May 2014 Small animal case

May 2014


Female intact

15 Years of age

Presented for lameness from left

At the clinical examination, a severely swollen digit was noted and radiographs of the region were taken.

Radiographic examination

Mediolateral ( ML, left image) and dorsopalmar ( DP, right image) of the front left distal digit. 

Radiographic findings

  • There is severe soft tissue swelling around the third digit with irregular borders (arrows).
  • There is a complete loss of definition of the distal part of the third phalanx, only the proximal part of the ungual crest still visible (arrowhead).
  • The pattern of lysis is permeative.
  • The diagnosis was aggressive bone lesion in the distal phalanx of the third digit front left, with severe soft tissue swelling, likely ulcerated.
  • The list of the differential diagnosis is malignant neoplastic process primary or metastatic and much less likely osteomyelitis.
  • Radiographs of the thorax for met check were recommended.

Radiographic findings

Close up of the DP view of the distal front left limb.

Radiographic examination

Right lateral projection of the thorax (left lateral and VD not shown)

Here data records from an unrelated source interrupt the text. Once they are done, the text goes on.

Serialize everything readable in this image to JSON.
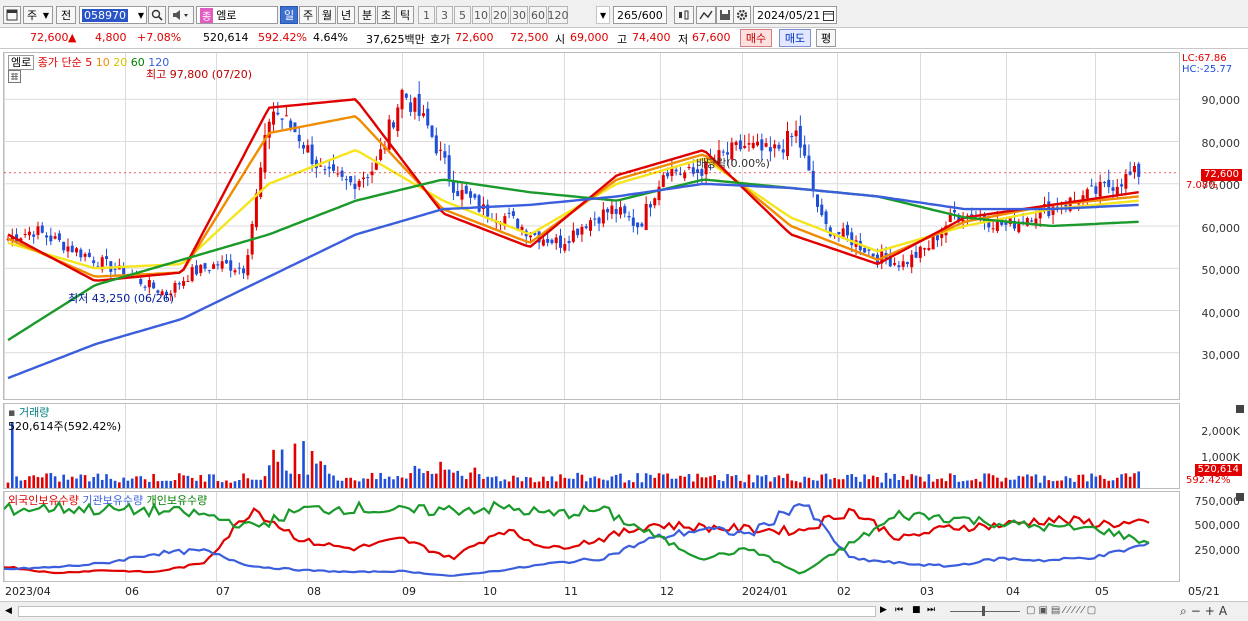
{
  "toolbar": {
    "period_button": "주",
    "prev_label": "전",
    "code_value": "058970",
    "stock_name": "엠로",
    "stock_tag": "종",
    "periods": [
      "일",
      "주",
      "월",
      "년",
      "분",
      "초",
      "틱"
    ],
    "active_period": "일",
    "intervals": [
      "1",
      "3",
      "5",
      "10",
      "20",
      "30",
      "60",
      "120"
    ],
    "count_value": "265",
    "count_total": "/600",
    "date_value": "2024/05/21"
  },
  "quote": {
    "price": "72,600",
    "change_arrow": "▲",
    "change": "4,800",
    "change_pct": "+7.08%",
    "volume": "520,614",
    "volume_ratio": "592.42%",
    "turnover_pct": "4.64%",
    "trade_amount": "37,625백만",
    "bid_label": "호가",
    "ask_price": "72,600",
    "bid_price": "72,500",
    "open_label": "시",
    "open": "69,000",
    "high_label": "고",
    "high": "74,400",
    "low_label": "저",
    "low": "67,600",
    "buy_label": "매수",
    "sell_label": "매도",
    "eval_label": "평"
  },
  "price_panel": {
    "name": "엠로",
    "legend_prefix": "종가 단순",
    "ma_labels": [
      "5",
      "10",
      "20",
      "60",
      "120"
    ],
    "high_note": "최고 97,800 (07/20)",
    "low_note": "최저 43,250 (06/26)",
    "ex_div_note": "배당락(0.00%)",
    "lc": "LC:67.86",
    "hc": "HC:-25.77",
    "current_badge": "72,600",
    "current_pct": "7.08%",
    "y_ticks": [
      "90,000",
      "80,000",
      "70,000",
      "60,000",
      "50,000",
      "40,000",
      "30,000"
    ]
  },
  "volume_panel": {
    "title": "거래량",
    "value_note": "520,614주(592.42%)",
    "y_ticks": [
      "2,000K",
      "1,000K"
    ],
    "badge": "520,614",
    "badge_pct": "592.42%"
  },
  "holdings_panel": {
    "legend": [
      "외국인보유수량",
      "기관보유수량",
      "개인보유수량"
    ],
    "y_ticks": [
      "750,000",
      "500,000",
      "250,000"
    ]
  },
  "x_axis": [
    "2023/04",
    "06",
    "07",
    "08",
    "09",
    "10",
    "11",
    "12",
    "2024/01",
    "02",
    "03",
    "04",
    "05"
  ],
  "x_axis_right": "05/21",
  "colors": {
    "up": "#e00000",
    "down": "#1f4fd8",
    "ma5": "#e00000",
    "ma10": "#f08c00",
    "ma20": "#f5e51a",
    "ma60": "#1a9a2a",
    "ma120": "#3b5fdc",
    "foreign": "#e00000",
    "institution": "#3b5fdc",
    "individual": "#1a9a2a"
  },
  "chart_data": {
    "type": "line",
    "title": "엠로",
    "x": [
      "2023/04",
      "06",
      "07",
      "08",
      "09",
      "10",
      "11",
      "12",
      "2024/01",
      "02",
      "03",
      "04",
      "05",
      "05/21"
    ],
    "series": [
      {
        "name": "5",
        "values": [
          58000,
          47000,
          49000,
          88000,
          90000,
          63000,
          55000,
          72000,
          78000,
          58000,
          51000,
          62000,
          65000,
          68000
        ]
      },
      {
        "name": "10",
        "values": [
          57000,
          48000,
          49000,
          82000,
          86000,
          64000,
          56000,
          71000,
          77000,
          60000,
          52000,
          61000,
          65000,
          67000
        ]
      },
      {
        "name": "20",
        "values": [
          56000,
          50000,
          51000,
          70000,
          78000,
          66000,
          58000,
          70000,
          76000,
          62000,
          54000,
          60000,
          64000,
          66000
        ]
      },
      {
        "name": "60",
        "values": [
          33000,
          46000,
          52000,
          58000,
          66000,
          71000,
          68000,
          66000,
          71000,
          69000,
          67000,
          62000,
          60000,
          61000
        ]
      },
      {
        "name": "120",
        "values": [
          24000,
          32000,
          38000,
          48000,
          58000,
          64000,
          65000,
          67000,
          70000,
          69000,
          67000,
          64000,
          64000,
          65000
        ]
      }
    ],
    "ylim": [
      20000,
      100000
    ],
    "current": 72600,
    "grid": true
  }
}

  • In the thorax, there is a well defined approximately 1cm in size soft tissue opacity in the caudal lung field, superimposed to the caudal vena cava.
  • This soft tissue opacity is mild heterogenous: has multiple pinpoints mineral opacities in the ventral half and a more lucent central area.
  • "Feline ‚lung-digit syndrome‘ decribes and unusual pattern of metastasis that is seen with various types of primary lung tumors, particularly bronchial and bronchioalveolar adenocarcinoma. Tumor metastasis are found at atypical sites, notably the distal phalages of the limbs; the weightbearing digits are most frequently affected, and multiple digit and multiple limb involvement is common. Often primary lung tumores in cats are not detected because of clinical signs referable to the primary tumor; rather, many cases present with signs referable to distant metastases. Other sites of metastases from feline primary lung tumores include skin, eyes, skeletal muscle and bone, as well as multiple thoracic and abdominal organs. These lesions are thought to arise from direct arterial embolisation from the tumor." Goldfinch et al. Journal of feline medicine and surgery, 2012
  • The digit was amputated and fine needle aspiration yield the diagnosis of carcinoma.